=== LISTED RECORDS ===
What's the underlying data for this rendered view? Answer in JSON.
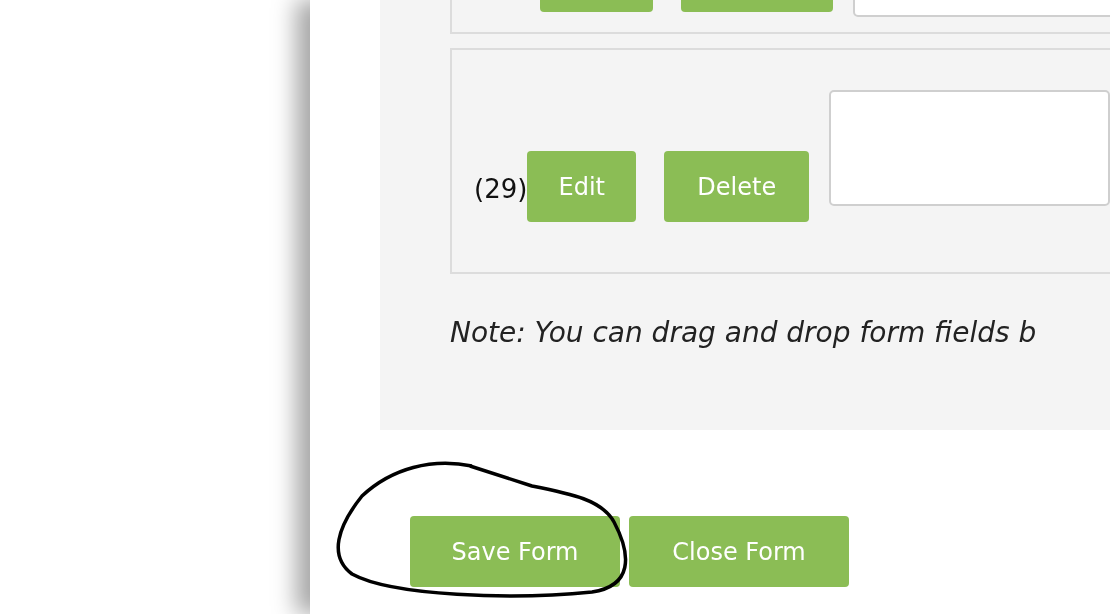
{
  "partial_row_above": true,
  "fields": [
    {
      "number": "(29)",
      "edit_label": "Edit",
      "delete_label": "Delete"
    }
  ],
  "note": "Note: You can drag and drop form fields b",
  "footer_buttons": [
    {
      "label": "Save Form",
      "circled": true
    },
    {
      "label": "Close Form",
      "circled": false
    }
  ]
}
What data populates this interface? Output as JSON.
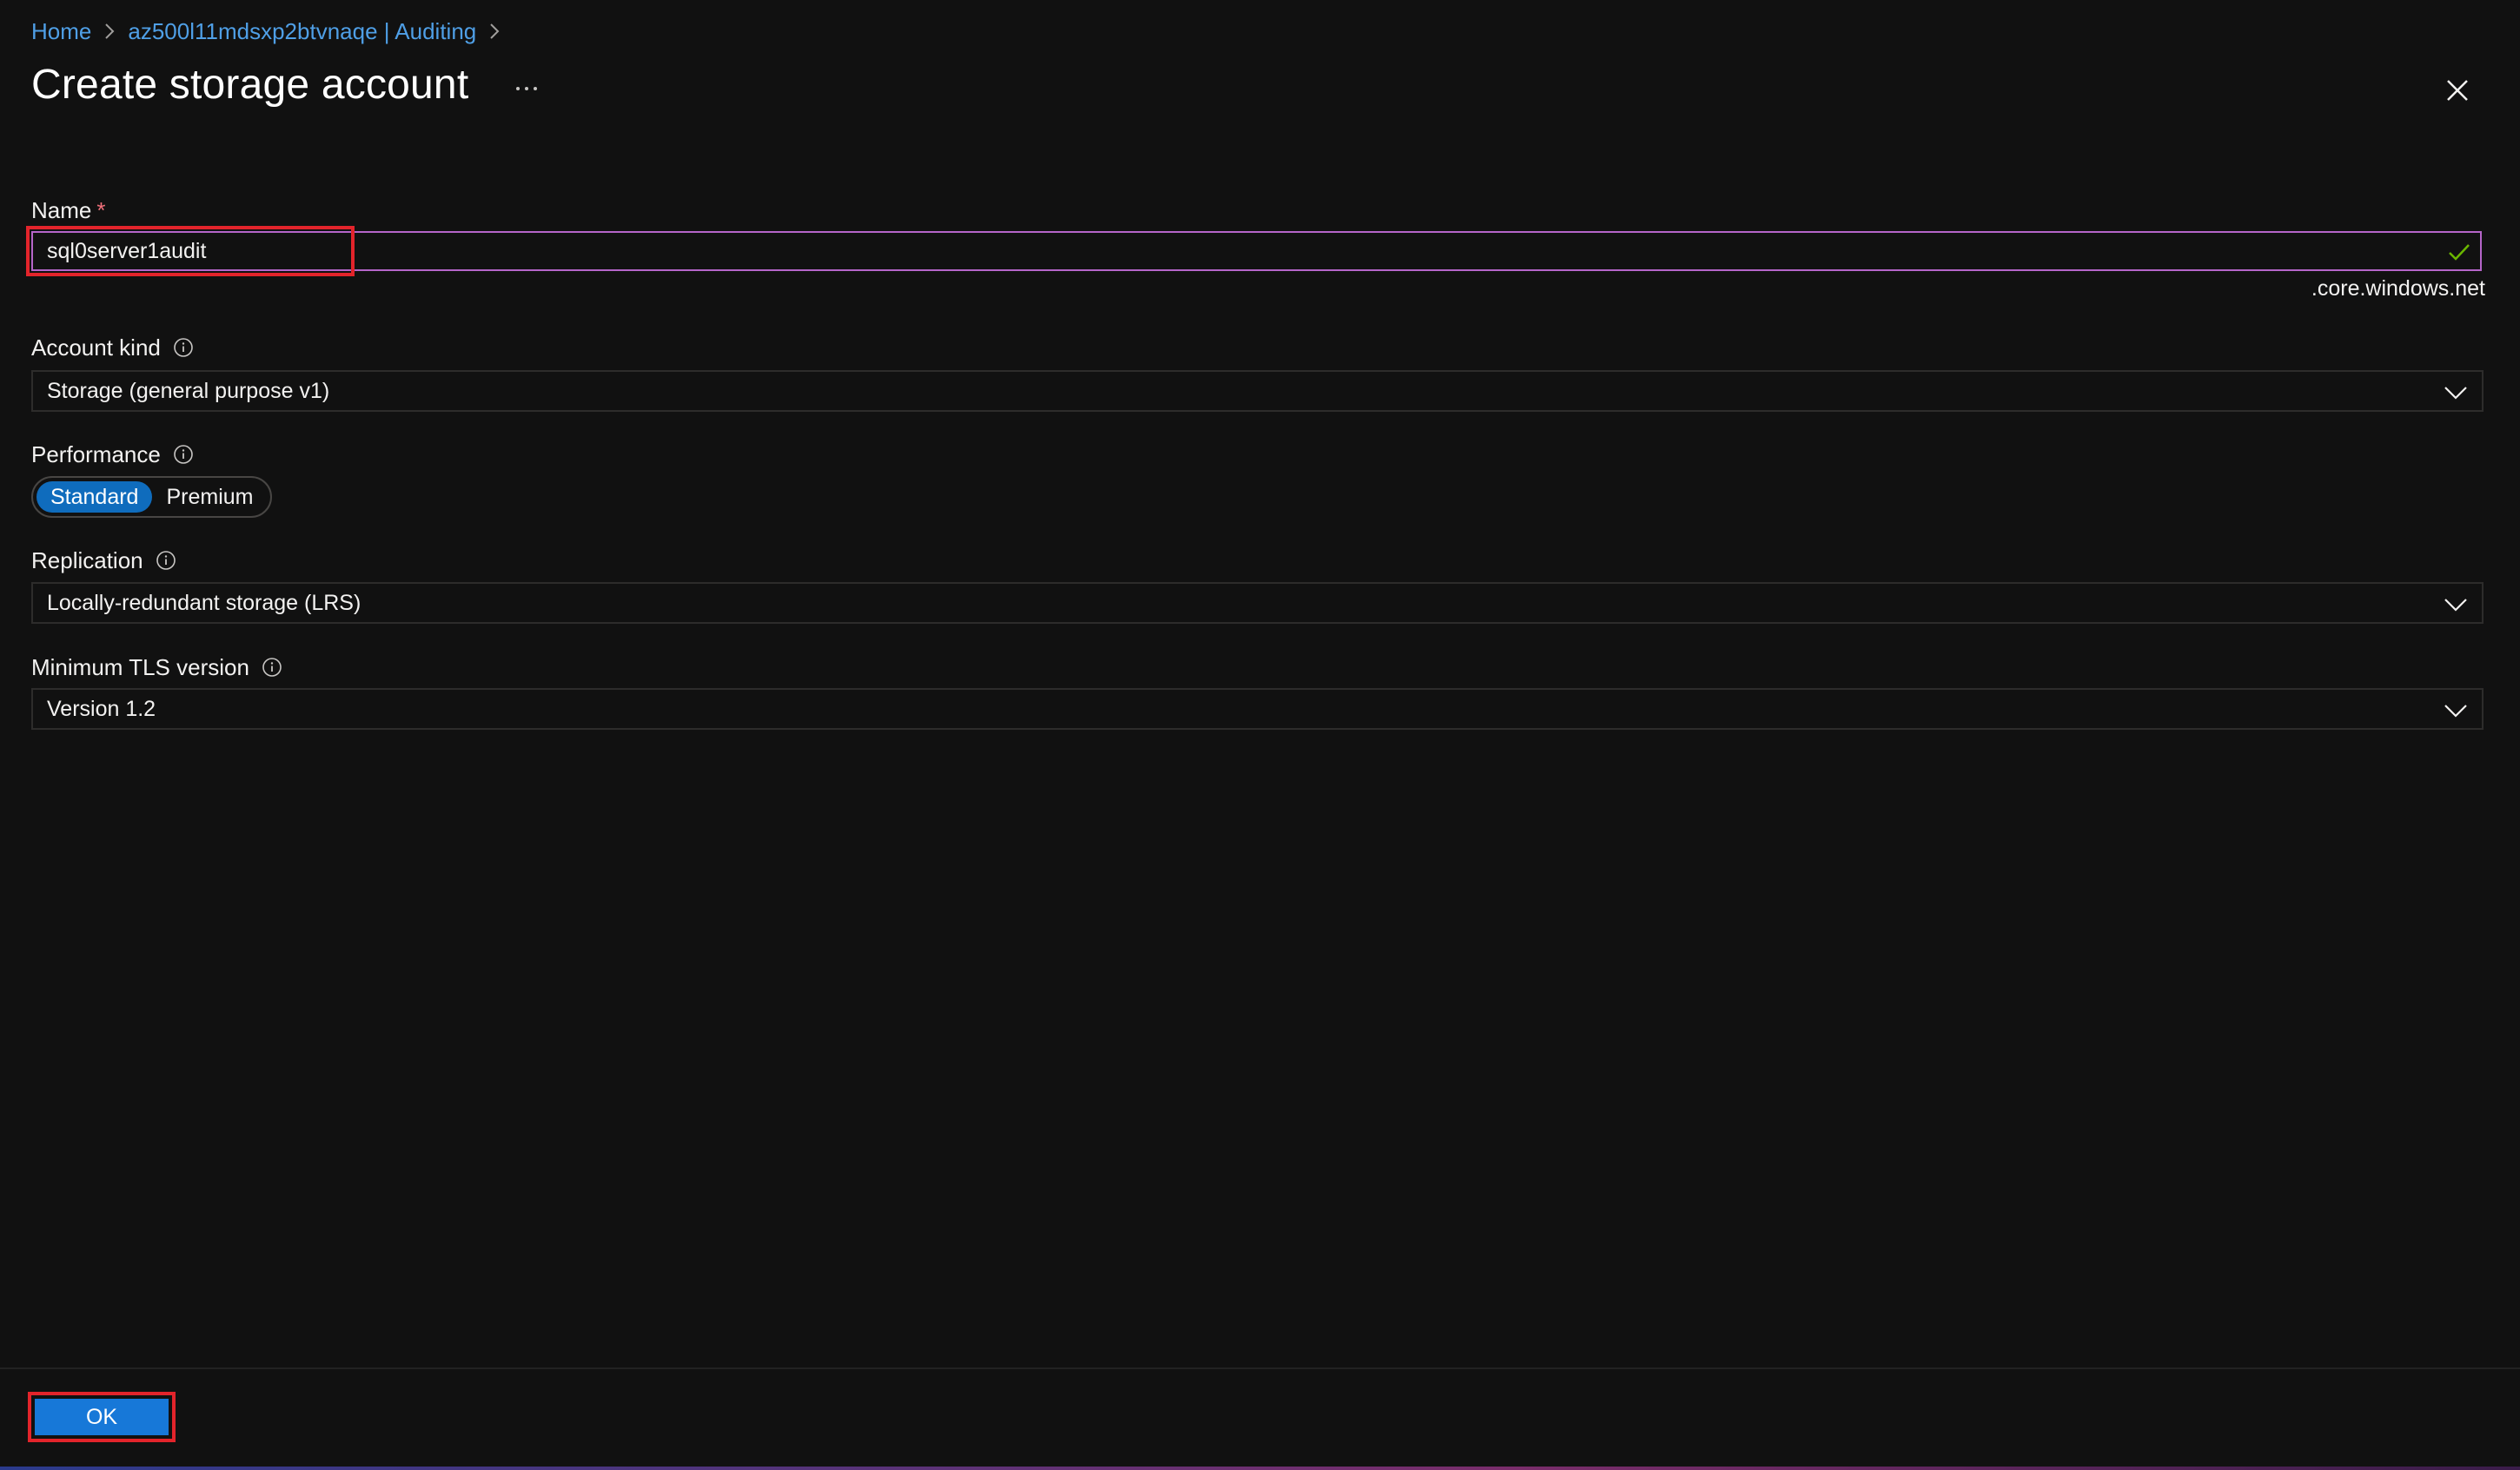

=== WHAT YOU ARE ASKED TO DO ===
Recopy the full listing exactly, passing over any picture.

=== PROBLEM SOLUTION ===
What's the underlying data for this rendered view? Answer in JSON.
{
  "partial_row_above": true,
  "fields": [
    {
      "number": "(29)",
      "edit_label": "Edit",
      "delete_label": "Delete"
    }
  ],
  "note": "Note: You can drag and drop form fields b",
  "footer_buttons": [
    {
      "label": "Save Form",
      "circled": true
    },
    {
      "label": "Close Form",
      "circled": false
    }
  ]
}
What data populates this interface? Output as JSON.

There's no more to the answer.